Task prompt:
So long as no pictures are carried over, output the records below exactly.

- - - -

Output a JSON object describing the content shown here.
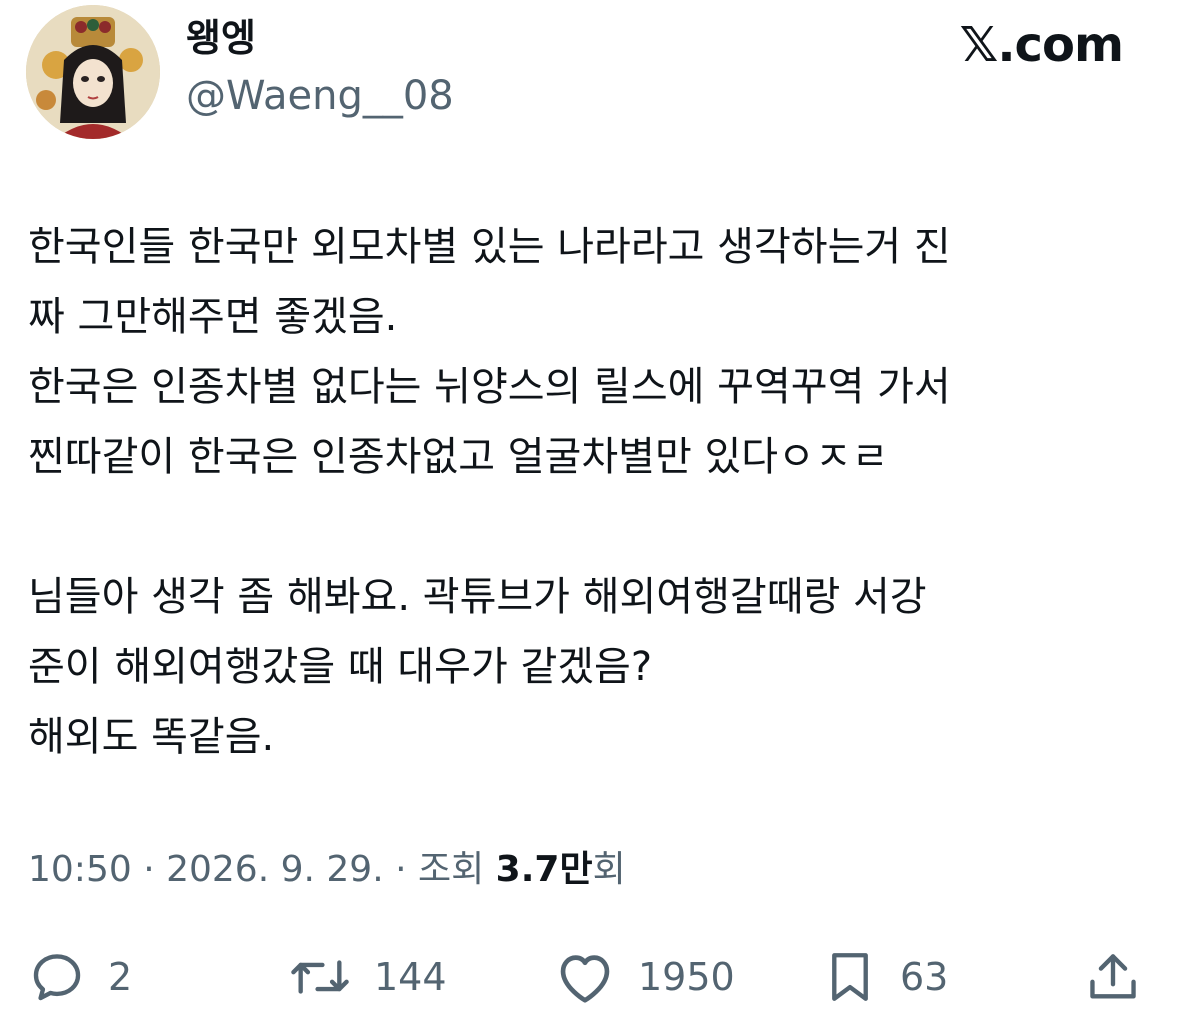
{
  "author": {
    "display_name": "왱엥",
    "handle": "@Waeng__08",
    "avatar_icon": "avatar-image"
  },
  "site_label": "𝕏.com",
  "tweet": {
    "lines": [
      "한국인들 한국만 외모차별 있는 나라라고 생각하는거 진",
      "짜 그만해주면 좋겠음.",
      "한국은 인종차별 없다는 뉘양스의 릴스에 꾸역꾸역 가서",
      "찐따같이 한국은 인종차없고 얼굴차별만 있다ㅇㅈㄹ",
      "",
      "님들아 생각 좀 해봐요. 곽튜브가 해외여행갈때랑 서강",
      "준이 해외여행갔을 때 대우가 같겠음?",
      "해외도 똑같음."
    ]
  },
  "meta": {
    "time": "10:50",
    "separator1": " · ",
    "date": "2026. 9. 29.",
    "separator2": " · ",
    "views_label": "조회 ",
    "views_number": "3.7만",
    "views_suffix": "회"
  },
  "actions": {
    "reply": {
      "icon": "reply-icon",
      "count": "2"
    },
    "retweet": {
      "icon": "retweet-icon",
      "count": "144"
    },
    "like": {
      "icon": "heart-icon",
      "count": "1950"
    },
    "bookmark": {
      "icon": "bookmark-icon",
      "count": "63"
    },
    "share": {
      "icon": "share-icon"
    }
  },
  "colors": {
    "text_primary": "#0f1419",
    "text_secondary": "#536471"
  }
}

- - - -

Completed task:
Output a JSON object describing the content shown here.
{
  "author": {
    "display_name": "왱엥",
    "handle": "@Waeng__08",
    "avatar_icon": "avatar-image"
  },
  "site_label": "𝕏.com",
  "tweet": {
    "lines": [
      "한국인들 한국만 외모차별 있는 나라라고 생각하는거 진",
      "짜 그만해주면 좋겠음.",
      "한국은 인종차별 없다는 뉘양스의 릴스에 꾸역꾸역 가서",
      "찐따같이 한국은 인종차없고 얼굴차별만 있다ㅇㅈㄹ",
      "",
      "님들아 생각 좀 해봐요. 곽튜브가 해외여행갈때랑 서강",
      "준이 해외여행갔을 때 대우가 같겠음?",
      "해외도 똑같음."
    ]
  },
  "meta": {
    "time": "10:50",
    "separator1": " · ",
    "date": "2026. 9. 29.",
    "separator2": " · ",
    "views_label": "조회 ",
    "views_number": "3.7만",
    "views_suffix": "회"
  },
  "actions": {
    "reply": {
      "icon": "reply-icon",
      "count": "2"
    },
    "retweet": {
      "icon": "retweet-icon",
      "count": "144"
    },
    "like": {
      "icon": "heart-icon",
      "count": "1950"
    },
    "bookmark": {
      "icon": "bookmark-icon",
      "count": "63"
    },
    "share": {
      "icon": "share-icon"
    }
  },
  "colors": {
    "text_primary": "#0f1419",
    "text_secondary": "#536471"
  }
}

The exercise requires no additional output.